And here, I have my own mentor text to show students (who saw me writing the first draft with them and who have seen the final version that I shared the following day but have not yet been shown the extended remixes). Digital writing not only transforms my own writing process, but it also has the potential to transform my teaching practice as well. The hope is that it may transform my young writers, too.

Thanks for coming along with me on this journey of poetry and reflection. I’d love to know your thoughts on what digital writing is, and isn’t. It’s a term still very much in flux.

Peace (in the poem),

Digital Poetry: An Ocean of Words

This is the final iteration on a theme — the final riff on a single poem over almost 10 days time. I’ll do some reflecting later (and I have been curating my poem’s development) … but for this last sharing out of my poem about a walk through the woods to get to the ocean in Maine, I used a few word cloud-ish techniques.

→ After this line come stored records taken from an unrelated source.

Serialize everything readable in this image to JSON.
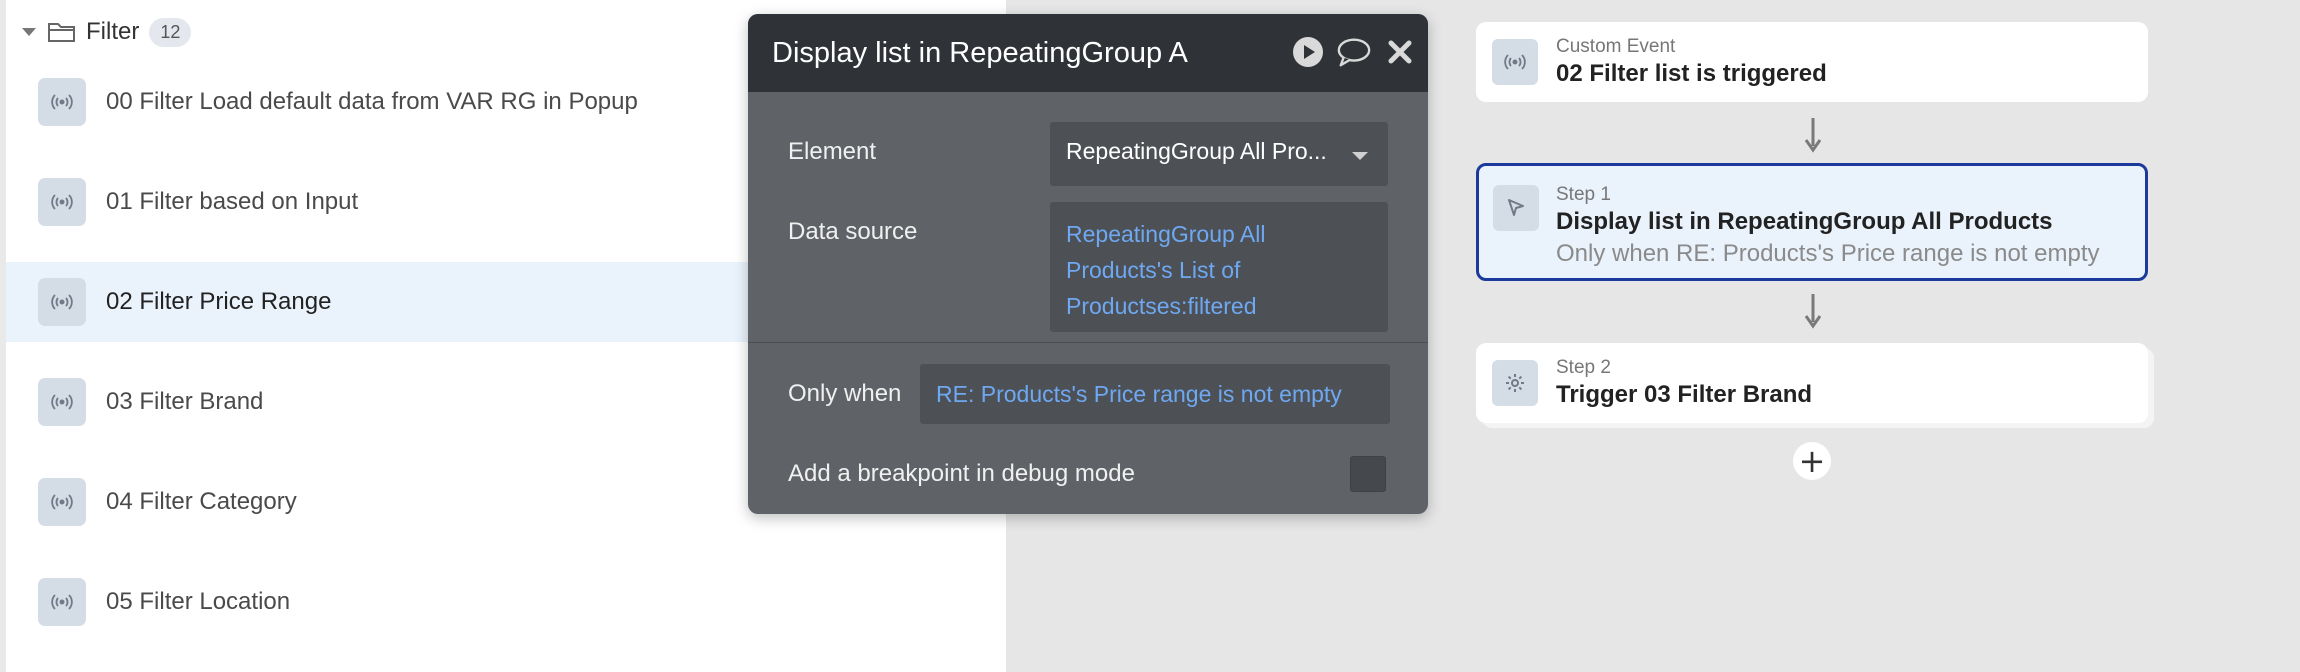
{
  "folder": {
    "label": "Filter",
    "count": "12"
  },
  "events": [
    {
      "label": "00 Filter Load default data from VAR RG in Popup",
      "icon": "broadcast-icon"
    },
    {
      "label": "01 Filter based on Input",
      "icon": "broadcast-icon"
    },
    {
      "label": "02 Filter Price Range",
      "icon": "broadcast-icon",
      "selected": true
    },
    {
      "label": "03 Filter Brand",
      "icon": "broadcast-icon"
    },
    {
      "label": "04 Filter Category",
      "icon": "broadcast-icon"
    },
    {
      "label": "05 Filter Location",
      "icon": "broadcast-icon"
    }
  ],
  "popup": {
    "title": "Display list in RepeatingGroup A",
    "header_icons": [
      "play-icon",
      "comment-icon",
      "close-icon"
    ],
    "element_label": "Element",
    "element_value": "RepeatingGroup All Pro...",
    "data_source_label": "Data source",
    "data_source_value": "RepeatingGroup All Products's List of Productses:filtered",
    "only_when_label": "Only when",
    "only_when_value": "RE: Products's Price range is not empty",
    "breakpoint_label": "Add a breakpoint in debug mode"
  },
  "workflow": {
    "trigger": {
      "kicker": "Custom Event",
      "title": "02 Filter list is triggered",
      "icon": "broadcast-icon"
    },
    "steps": [
      {
        "kicker": "Step 1",
        "title": "Display list in RepeatingGroup All Products",
        "condition": "Only when RE: Products's Price range is not empty",
        "icon": "cursor-icon",
        "selected": true
      },
      {
        "kicker": "Step 2",
        "title": "Trigger 03 Filter Brand",
        "icon": "gear-icon"
      }
    ],
    "add_step_icon": "plus-icon"
  },
  "colors": {
    "selected_bg": "#eaf2fc",
    "selected_border": "#1b3a9b",
    "dynamic_text": "#6fa8f2",
    "popup_bg": "#5f6368",
    "popup_header": "#2f3337"
  }
}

The first two, via apps on my iPad, become merely word clusters. Interesting to look at and certainly pretty to see, I guess, but not much agency in the creative element. I tried to add an invisible ocean wave to the second one (see it?) but it didn’t work the way I had hoped.

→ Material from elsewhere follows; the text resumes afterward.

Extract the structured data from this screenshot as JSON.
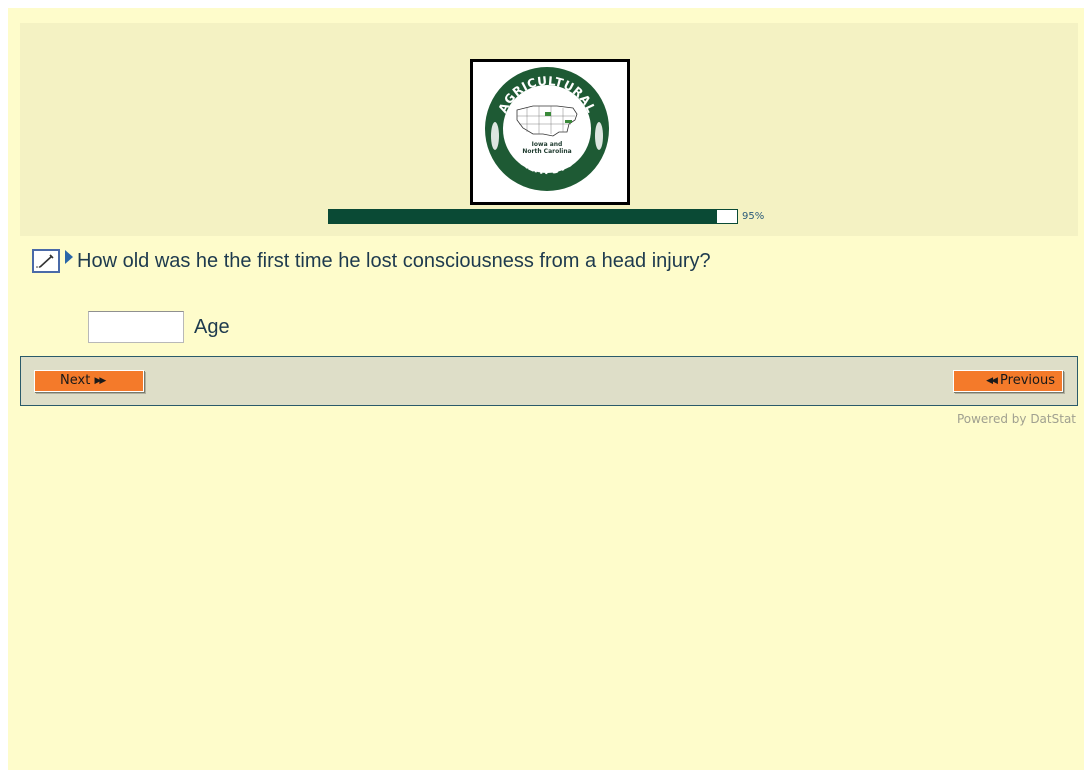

This one uses an app called CloudArt, sort of like Wordle for the mobile device.

Walk to the beach

and this one uses an app called Visual Poetry.

Walk to the beach

The second project, which uses an online program called Visual Poetry (not to be confused with the app of the same name) is a bit different, as it allows you to drag words into shapes across the screen, and so I decided that a winding path leading towards the ocean made sense. It’s very visual. The colors looked more vibrant at the site and sort of got flattened when I created the image file. Interesting.


Peace (in the words),


Book Review: My Near-Death Adventures (99% True)

My son and I took a chance on this for read aloud based only on the title. Death. Adventure. He was hooked. (He is a 10 year old boy). And My Near-Death Adventures by Alison DeCamp was a fine choice for our read aloud time, as it is funny, hyperbolic look at living in the time of lumber camps and Lumberjacks and how a boy is missing the father he never knew, so he searches the camp for another one.

DeCamp liberally uses hyperbole to tell this tall tale, but for me, it was the voice of the narrator — Stanley Slater — that comes through as a confused kid, a bit curious about the world, and trying to navigate that shifting space between childhood and manhood while surrounded by strong women working to keep the family together. It’s not easy for Stan.

My son got tired of the “I’m a whiz at …” phrase that Stan says quite a bit (he’d be quite the expert if everything he said was true) so I began to replace the phrase with others (Sorry, Alison).

I loved how she let Stan’s inner thoughts sneak out as mumbles that other characters would hear, as it makes for some hilarious interactions. And while Stan does not get what he wants (he never finds his father, who has abandoned the family, and he does not get to join the river run of logs), he does discover some things about life and some loose ends get tied up by the end of the novel that indicates that Stan and his mother will be OK, even if his “evil” Granny is still in the picture.

My Near-Death Adventures is a fun read-aloud, and I almost forgot to mention one of the more interesting elements of this book. DeCamp uses the scrapbook idea to very funny means here, showing Stan’s collection of cutout images from magazines, complete with Stan’s doodling on the pictures, so that there are visual jokes to go along with the text. It is quite effective.

Peace (in the adventure),